As zoos progress from that of menageries to conservation centres, the rationale for keeping animals in captivity has been defined into two categories:
Conservation & Research / Education & Recreation
Healesville Sanctuary is custodian to one of the remnant vegetation communities left in the Yarra Valley. Surrounded by farms and houses, it has suffered by invasion of weeds and pests. In 1989 the Sanctuary undertook a major revegetation program, planting more than 70,000 trees, shrubs and grasses of 111 different species. The aim was to revitalise the bushland habitat, and to improve conditions for various species of fauna and flora. Five different plant communities can now be found within the Sanctuary - riverside, open flood plain, dry sclerophyll, damp sclerophyll and swamp.
Each year, several hundred sick, injured and orphaned wild animals are brought to the Sanctuary in need of specialist care. Following treatment, wherever possible, the animals are returned to the wild. Alternatively, they may be integrated into the Sanctuary’s collection for breeding or educational purposes.
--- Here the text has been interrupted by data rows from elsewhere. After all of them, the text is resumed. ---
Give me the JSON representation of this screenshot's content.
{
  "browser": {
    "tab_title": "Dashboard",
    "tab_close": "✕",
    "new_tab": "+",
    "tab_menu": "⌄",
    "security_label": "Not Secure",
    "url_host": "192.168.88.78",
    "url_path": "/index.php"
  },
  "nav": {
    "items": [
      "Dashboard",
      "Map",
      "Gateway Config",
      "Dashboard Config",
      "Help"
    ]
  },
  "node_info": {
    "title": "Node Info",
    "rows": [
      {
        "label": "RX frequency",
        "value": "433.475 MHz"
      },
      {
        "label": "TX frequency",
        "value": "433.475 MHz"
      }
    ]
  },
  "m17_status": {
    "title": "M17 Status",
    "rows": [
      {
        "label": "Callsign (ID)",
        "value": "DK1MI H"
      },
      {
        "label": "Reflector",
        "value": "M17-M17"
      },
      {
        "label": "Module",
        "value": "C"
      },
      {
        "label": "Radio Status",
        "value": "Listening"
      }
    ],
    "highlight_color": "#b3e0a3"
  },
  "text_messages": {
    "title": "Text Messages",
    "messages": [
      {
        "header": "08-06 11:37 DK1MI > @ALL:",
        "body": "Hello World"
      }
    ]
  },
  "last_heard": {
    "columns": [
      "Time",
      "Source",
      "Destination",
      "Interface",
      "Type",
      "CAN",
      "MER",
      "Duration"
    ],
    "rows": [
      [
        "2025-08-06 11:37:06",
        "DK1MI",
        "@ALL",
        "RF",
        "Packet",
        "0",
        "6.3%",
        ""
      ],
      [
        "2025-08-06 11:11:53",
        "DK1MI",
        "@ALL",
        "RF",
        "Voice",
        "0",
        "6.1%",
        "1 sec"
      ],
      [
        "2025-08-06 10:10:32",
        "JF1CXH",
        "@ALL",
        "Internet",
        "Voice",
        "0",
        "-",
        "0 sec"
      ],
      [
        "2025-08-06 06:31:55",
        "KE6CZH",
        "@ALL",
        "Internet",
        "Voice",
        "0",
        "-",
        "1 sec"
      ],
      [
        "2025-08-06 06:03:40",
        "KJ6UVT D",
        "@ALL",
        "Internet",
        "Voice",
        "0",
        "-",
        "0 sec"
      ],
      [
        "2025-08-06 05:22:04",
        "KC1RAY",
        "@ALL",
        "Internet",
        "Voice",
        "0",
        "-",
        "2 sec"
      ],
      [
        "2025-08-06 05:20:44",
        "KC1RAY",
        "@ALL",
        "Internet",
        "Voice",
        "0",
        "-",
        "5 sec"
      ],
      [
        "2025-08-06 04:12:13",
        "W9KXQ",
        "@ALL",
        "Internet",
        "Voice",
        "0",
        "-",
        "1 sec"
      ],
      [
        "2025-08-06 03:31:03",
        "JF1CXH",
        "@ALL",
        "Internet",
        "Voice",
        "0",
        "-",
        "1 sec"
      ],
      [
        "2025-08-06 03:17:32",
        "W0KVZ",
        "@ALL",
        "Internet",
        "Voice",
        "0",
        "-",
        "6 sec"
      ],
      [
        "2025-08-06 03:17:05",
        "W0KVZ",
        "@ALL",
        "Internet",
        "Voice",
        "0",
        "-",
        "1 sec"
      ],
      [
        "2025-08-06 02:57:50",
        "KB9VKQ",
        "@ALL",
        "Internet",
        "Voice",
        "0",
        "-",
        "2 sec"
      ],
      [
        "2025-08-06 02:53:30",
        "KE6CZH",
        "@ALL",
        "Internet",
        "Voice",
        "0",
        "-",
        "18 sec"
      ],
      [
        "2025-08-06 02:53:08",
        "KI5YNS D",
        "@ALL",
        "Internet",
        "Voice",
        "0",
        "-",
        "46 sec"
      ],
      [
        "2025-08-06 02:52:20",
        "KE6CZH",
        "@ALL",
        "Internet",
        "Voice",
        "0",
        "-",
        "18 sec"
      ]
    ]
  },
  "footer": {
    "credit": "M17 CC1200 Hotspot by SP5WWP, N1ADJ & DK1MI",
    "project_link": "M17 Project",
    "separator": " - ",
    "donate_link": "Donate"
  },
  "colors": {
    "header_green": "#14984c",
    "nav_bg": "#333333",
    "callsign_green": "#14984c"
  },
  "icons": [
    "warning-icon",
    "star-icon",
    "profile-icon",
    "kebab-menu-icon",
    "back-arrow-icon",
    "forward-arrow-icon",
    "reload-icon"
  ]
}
The Sanctuary is also committed to the breeding of endangered Australian animals. It’s involvement includes the breeding programs for more than 20 species now classified as threatened. These research projects, while based at the Sanctuary, are outwardly helping towards a better scientific understanding of Australian wildlife.
The key attractions at Healesville Sanctuary include:
The largest Collection of Australian Native Animals
Its keepers and animal presentations
The layout, path and natural setting
Its geographic position/regional context
An historic tradition as an Australian wildlife sanctuary (60+ years)
Its reputation as a conservation, research and education organisation
Healesville Sanctuary is now recognised and respected as a conservation organisation. This has been demonstrated by developing species management programs for threatened species, backed by appropriate scientific research in conjunction with wildlife agencies, and by developing linkages with projects for species management in the wild and at other zoos and scientific research institutions including universities. Rather than presenting isolated efforts, the Sanctuary is ensuring they are a part of an overall integrated conservation program.
Over 200 species of Australian wildlife can be found on display at the Sanctuary within its 31 hectares (78 acres) of natural bush, interrupted only by the flow of Badger Creek through the property. Healesville Sanctuary is also responsible for the management of the 143 hectares of the Coranderrk Bushland Reserve found adjacent to the park.
Healesville Sanctuary is situated at the foothills of the Great Dividing Range, 65 kilometers east of Melbourne. Starting out as a research institute in the 1920’s, the Sanctuary officially opened to visitors on 30th May, 1934. Now operated by the Zoological Board of Victoria, it is a sister zoo to the Royal Melbourne Zoological Gardens and Werribee Zoological Park.
© Donna Racheal 2007